A wildcat strike in Calais causes as many problems for Eurotunnel as it does the ferry operators. Volvo’s new FH16 Euro 6 is still the most powerful truck in the world. MEPs vote to outlaw roaming charges and noisy vehicles, Russia presses on with its nationwide truck toll system while anything less than a two hour wait at the Gibraltar border these days must be considered a bonus.
Calais strike highlights capacity issues on the Dover Strait.
Striking dockers called a halt to Dover-Calais ferries earlier today.
Members of the CGT Union at the French port objected to private contractors being brought in to unload a ship, downed tools and blockaded roads from midnight.
But whereas ferry operators P&O, MyFerryLink and DFDS were able to resume limited services from mid-morning – and a full service from 14:00BST after a court order was obtained by Calais port authorities to stop the strike – Eurotunnel freight services suffered huge backlogs until late into the evening (update: services finally returned to normal at lunchtime Friday).
Eurotunnel freight had started the day on the back foot. Overnight cancellations meant there was a two hour transit time from first thing. By mid-afternoon however – despite Eurotunnel running at a full capacity six services per hour – it took truckers at least six hours to cross the Channel from France.
It’s frightening to imagine the accumulated cost of those delays.
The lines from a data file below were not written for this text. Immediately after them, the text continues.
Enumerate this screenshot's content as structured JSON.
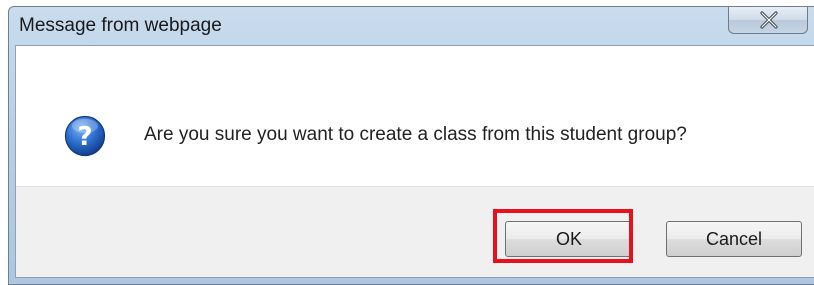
{
  "dialog": {
    "title": "Message from webpage",
    "close_icon": "close-x-icon",
    "message_icon": "question-icon",
    "message": "Are you sure you want to create a class from this student group?",
    "ok_label": "OK",
    "cancel_label": "Cancel"
  },
  "colors": {
    "highlight": "#e8101a",
    "icon_blue": "#1f5fb8"
  }
}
The Calais strike demonstrates the inter-dependence of cross-Channels services, and the limited options when things go wrong (the only immediate alternative to Calais is Dunkirk, served only by DFDS, which also has strictly limited capacity).
Strikes in Calais are not common but they happen at least once a year. As we saw this winter, in bad weather similar chaos ensues. Things go seriously awry at Eurotunnel slightly more often and the same thing happens in reverse: clogged ferries and multi-hour waits for passengers and freight.
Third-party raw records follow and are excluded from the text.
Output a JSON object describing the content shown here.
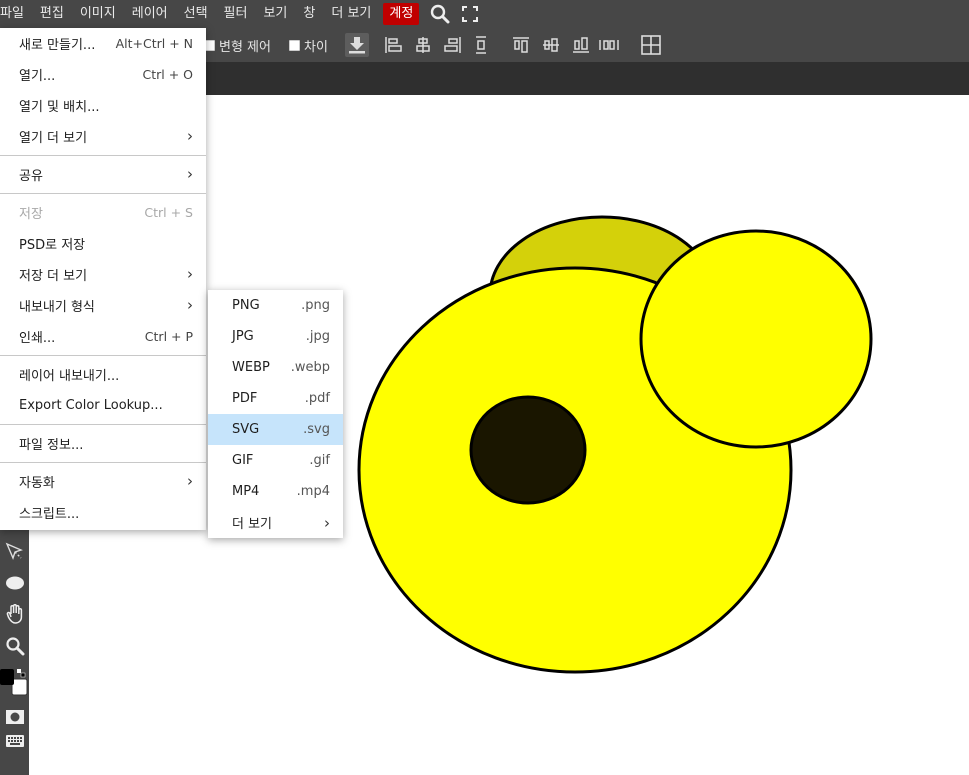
{
  "menubar": {
    "items": [
      "파일",
      "편집",
      "이미지",
      "레이어",
      "선택",
      "필터",
      "보기",
      "창",
      "더 보기"
    ],
    "account_label": "계정",
    "search_icon": "search-icon",
    "fullscreen_icon": "fullscreen-icon",
    "account_color": "#c00000"
  },
  "optionsbar": {
    "transform_label": "변형 제어",
    "diff_label": "차이"
  },
  "file_menu": {
    "items": [
      {
        "label": "새로 만들기...",
        "shortcut": "Alt+Ctrl + N"
      },
      {
        "label": "열기...",
        "shortcut": "Ctrl + O"
      },
      {
        "label": "열기 및 배치..."
      },
      {
        "label": "열기 더 보기",
        "submenu": true
      },
      {
        "label": "공유",
        "submenu": true
      },
      {
        "label": "저장",
        "shortcut": "Ctrl + S",
        "disabled": true
      },
      {
        "label": "PSD로 저장"
      },
      {
        "label": "저장 더 보기",
        "submenu": true
      },
      {
        "label": "내보내기 형식",
        "submenu": true
      },
      {
        "label": "인쇄...",
        "shortcut": "Ctrl + P"
      },
      {
        "label": "레이어 내보내기..."
      },
      {
        "label": "Export Color Lookup..."
      },
      {
        "label": "파일 정보..."
      },
      {
        "label": "자동화",
        "submenu": true
      },
      {
        "label": "스크립트..."
      }
    ],
    "chevron": "›"
  },
  "export_submenu": {
    "items": [
      {
        "label": "PNG",
        "ext": ".png"
      },
      {
        "label": "JPG",
        "ext": ".jpg"
      },
      {
        "label": "WEBP",
        "ext": ".webp"
      },
      {
        "label": "PDF",
        "ext": ".pdf"
      },
      {
        "label": "SVG",
        "ext": ".svg",
        "highlighted": true
      },
      {
        "label": "GIF",
        "ext": ".gif"
      },
      {
        "label": "MP4",
        "ext": ".mp4"
      },
      {
        "label": "더 보기",
        "ext": "›"
      }
    ],
    "highlight_color": "#c6e4fb"
  },
  "canvas": {
    "background": "#ffffff",
    "shape_colors": {
      "yellow": "#ffff00",
      "olive": "#d4d10a",
      "dark": "#1a1600",
      "stroke": "#000000"
    }
  },
  "tools": [
    "select-icon",
    "ellipse-icon",
    "hand-icon",
    "zoom-icon",
    "color-swatch-icon",
    "mask-icon",
    "keyboard-icon"
  ]
}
The simple truth is, neither the ferries nor Eurotunnel can cope on their own all year round. In a growing market these problems will increase. P&O and DFDS complain that Dover-Calais is currently over-served but there’s a case to say this spare capacity is in the UK’s national interest.
How much worse could the situation get without MyFerryLink?
With that in mind, we wonder whether the cross-Channel Chaos of 3 April 2014 will figure in Eurotunnel’s – last ditch – submission to the Competition Commission over the MyFerryLink deal?
roundup: EU. Mobile phone roaming fees will be outlawed by mid-December 2015 if European lawmakers have their way. The measure still has to be agreed by member states, as does another vote to reduce vehicle noise by 25% in twelve years. Meanwhile, EVs will have to have noise generators – so-called ‘Acoustic Vehicle Alerting Systems’ – as a pedestrian safety measure. RUSSIA is pressing on with the introduction of a national electronic truck toll system, applying to 50,000km of federal highways, due to go live in November 2014 says Roadpricing. GIBRALTAR QUEUE WATCH delays hovered around two and a half hours from the afternoon to late in the evening. 2h30 is rapidly becoming the default waiting time.